**Your instructions:** Find every line below with the word "customers" in it, and copy each one.

=== Begin Enclosure ===

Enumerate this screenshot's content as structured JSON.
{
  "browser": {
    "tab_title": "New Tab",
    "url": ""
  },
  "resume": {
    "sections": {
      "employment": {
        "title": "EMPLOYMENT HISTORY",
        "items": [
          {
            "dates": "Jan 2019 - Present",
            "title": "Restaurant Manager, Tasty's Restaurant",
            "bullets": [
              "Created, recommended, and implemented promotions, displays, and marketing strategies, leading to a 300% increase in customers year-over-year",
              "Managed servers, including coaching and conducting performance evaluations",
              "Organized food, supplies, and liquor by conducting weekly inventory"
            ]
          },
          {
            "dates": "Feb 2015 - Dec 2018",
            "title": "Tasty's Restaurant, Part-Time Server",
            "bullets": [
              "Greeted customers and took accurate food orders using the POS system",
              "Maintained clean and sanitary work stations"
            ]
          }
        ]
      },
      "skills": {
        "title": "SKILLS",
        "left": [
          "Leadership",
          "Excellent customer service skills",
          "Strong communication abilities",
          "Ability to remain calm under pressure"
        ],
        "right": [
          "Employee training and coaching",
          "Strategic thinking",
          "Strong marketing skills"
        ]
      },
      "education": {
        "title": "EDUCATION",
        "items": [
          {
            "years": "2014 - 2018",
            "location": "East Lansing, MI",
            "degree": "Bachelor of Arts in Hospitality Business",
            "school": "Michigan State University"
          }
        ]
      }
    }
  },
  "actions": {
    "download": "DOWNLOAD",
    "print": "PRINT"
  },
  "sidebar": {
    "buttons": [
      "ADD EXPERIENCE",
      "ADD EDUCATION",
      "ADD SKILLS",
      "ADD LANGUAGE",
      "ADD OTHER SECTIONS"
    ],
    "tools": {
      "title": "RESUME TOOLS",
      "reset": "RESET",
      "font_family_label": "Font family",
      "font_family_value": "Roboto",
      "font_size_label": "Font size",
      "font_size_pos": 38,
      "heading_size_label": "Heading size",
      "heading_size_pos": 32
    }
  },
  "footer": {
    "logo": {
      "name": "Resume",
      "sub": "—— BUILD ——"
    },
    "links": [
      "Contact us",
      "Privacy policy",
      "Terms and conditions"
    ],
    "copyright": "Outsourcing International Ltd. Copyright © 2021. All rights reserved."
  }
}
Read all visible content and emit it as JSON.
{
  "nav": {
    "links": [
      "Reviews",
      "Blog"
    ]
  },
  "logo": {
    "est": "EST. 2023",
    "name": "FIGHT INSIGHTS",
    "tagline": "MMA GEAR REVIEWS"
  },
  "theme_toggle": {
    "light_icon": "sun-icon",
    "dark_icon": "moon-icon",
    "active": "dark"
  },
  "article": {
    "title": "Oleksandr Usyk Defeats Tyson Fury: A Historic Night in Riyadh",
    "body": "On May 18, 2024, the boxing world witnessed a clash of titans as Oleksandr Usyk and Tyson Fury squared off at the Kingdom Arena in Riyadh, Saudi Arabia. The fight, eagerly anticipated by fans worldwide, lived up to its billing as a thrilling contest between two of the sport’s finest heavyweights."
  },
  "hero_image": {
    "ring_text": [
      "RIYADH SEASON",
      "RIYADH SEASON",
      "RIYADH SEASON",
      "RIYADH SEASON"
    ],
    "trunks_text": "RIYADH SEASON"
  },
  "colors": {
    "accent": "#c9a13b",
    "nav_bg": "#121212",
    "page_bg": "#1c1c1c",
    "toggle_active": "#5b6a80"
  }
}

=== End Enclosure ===

**Your response:**
              "Created, recommended, and implemented promotions, displays, and marketing strategies, leading to a 300% increase in customers year-over-year",
              "Greeted customers and took accurate food orders using the POS system",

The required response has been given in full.